The NBII Threatened and Endangered Species site provides access to data and information on threatened and endangered species managed by various federal and non-federal organizations. Currently, the site focuses on activities in which NBII is providing a supporting role, primarily through infrastructure, to the various organizations involved.
The Endangered Species Act of 1973 is designed to protect and recovered threatened and endangered species, as well as the ecosystems upon which they depend. According to the ESA, species may be listed as either "endangered" or "threatened." Endangered is defined as a species that is in danger of extinction within all or a significant portion of its native range. Threatened is defined as a species that is likely to become endangered, potentially in the near term. All species of plants and animals, except pest insects and non-native species, can be listed as endangered or threatened. Section 4 of the ESA stipulates that species may be listed only on the basis of their biological status and threats to their existence.
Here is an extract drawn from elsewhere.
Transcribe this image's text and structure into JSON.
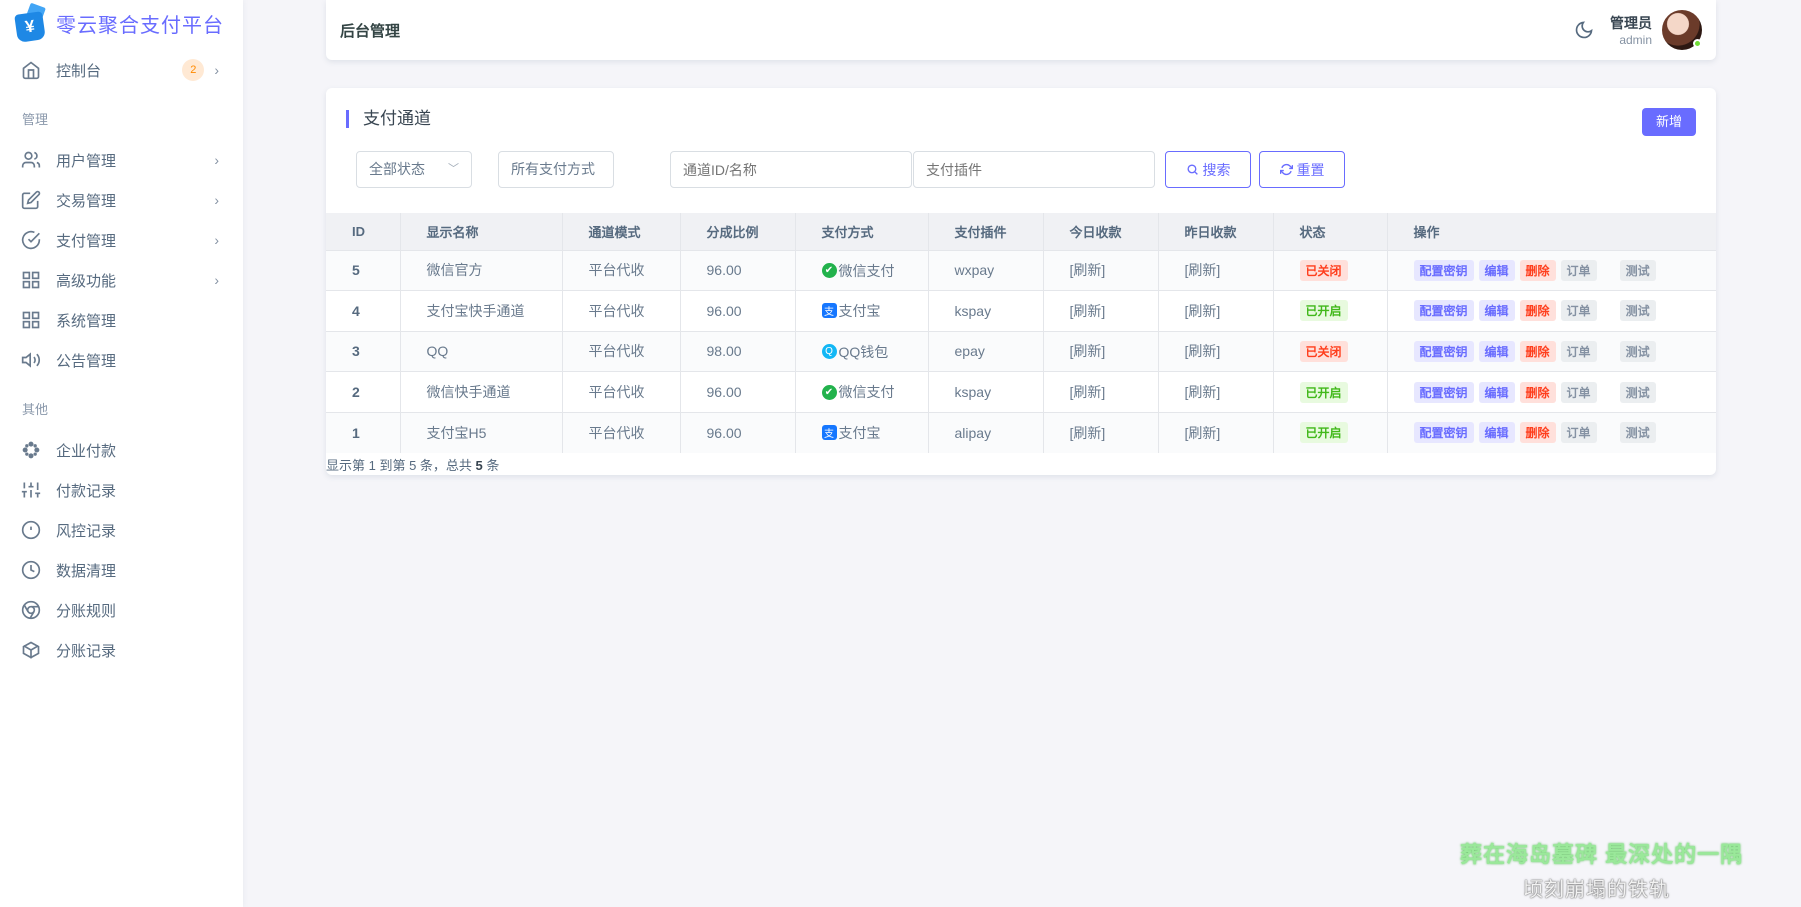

The Endangered Species Act is administered by two federal agencies: the Department of the Interior's U.S. Fish & Wildlife Service (FWS), and the Department of Commerce's National Marine Fisheries Service (NMFS). Terrestrial and freshwater species are managed by the FWS, while marine and most anadromous species are managed by the NMFS.
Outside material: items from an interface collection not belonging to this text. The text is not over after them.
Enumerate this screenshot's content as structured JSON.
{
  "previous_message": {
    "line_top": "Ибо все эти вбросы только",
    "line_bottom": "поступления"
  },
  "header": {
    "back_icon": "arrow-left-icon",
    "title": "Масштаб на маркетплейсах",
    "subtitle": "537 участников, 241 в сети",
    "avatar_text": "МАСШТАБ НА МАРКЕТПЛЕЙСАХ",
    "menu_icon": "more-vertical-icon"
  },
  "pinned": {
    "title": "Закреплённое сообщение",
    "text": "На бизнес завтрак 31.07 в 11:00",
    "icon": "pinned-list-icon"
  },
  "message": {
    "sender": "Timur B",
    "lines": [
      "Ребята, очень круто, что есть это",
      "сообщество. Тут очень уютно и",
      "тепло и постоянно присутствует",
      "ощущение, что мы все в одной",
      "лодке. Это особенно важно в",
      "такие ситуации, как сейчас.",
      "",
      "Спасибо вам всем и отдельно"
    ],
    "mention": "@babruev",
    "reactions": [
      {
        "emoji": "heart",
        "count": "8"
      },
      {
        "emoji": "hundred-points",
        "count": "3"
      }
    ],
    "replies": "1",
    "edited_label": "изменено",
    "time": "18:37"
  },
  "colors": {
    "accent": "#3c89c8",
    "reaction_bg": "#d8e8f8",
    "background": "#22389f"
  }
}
When evaluating a species for listing, these agencies analyze several factors:
- damage to, or destruction of, the habitat upon which the species depends
- overutizilation of the species for commercial, recreational, scientific, or educational purposes
- predation or disease
- inadequacy of existing protections
- other factors, natural or human-caused, which threaten its existence
As of March 2008, the U.S. Fish and Wildlife Service (FWS) has listed 1,925 species worldwide as either endangered or threatened, 1,351 of which are found in the United States.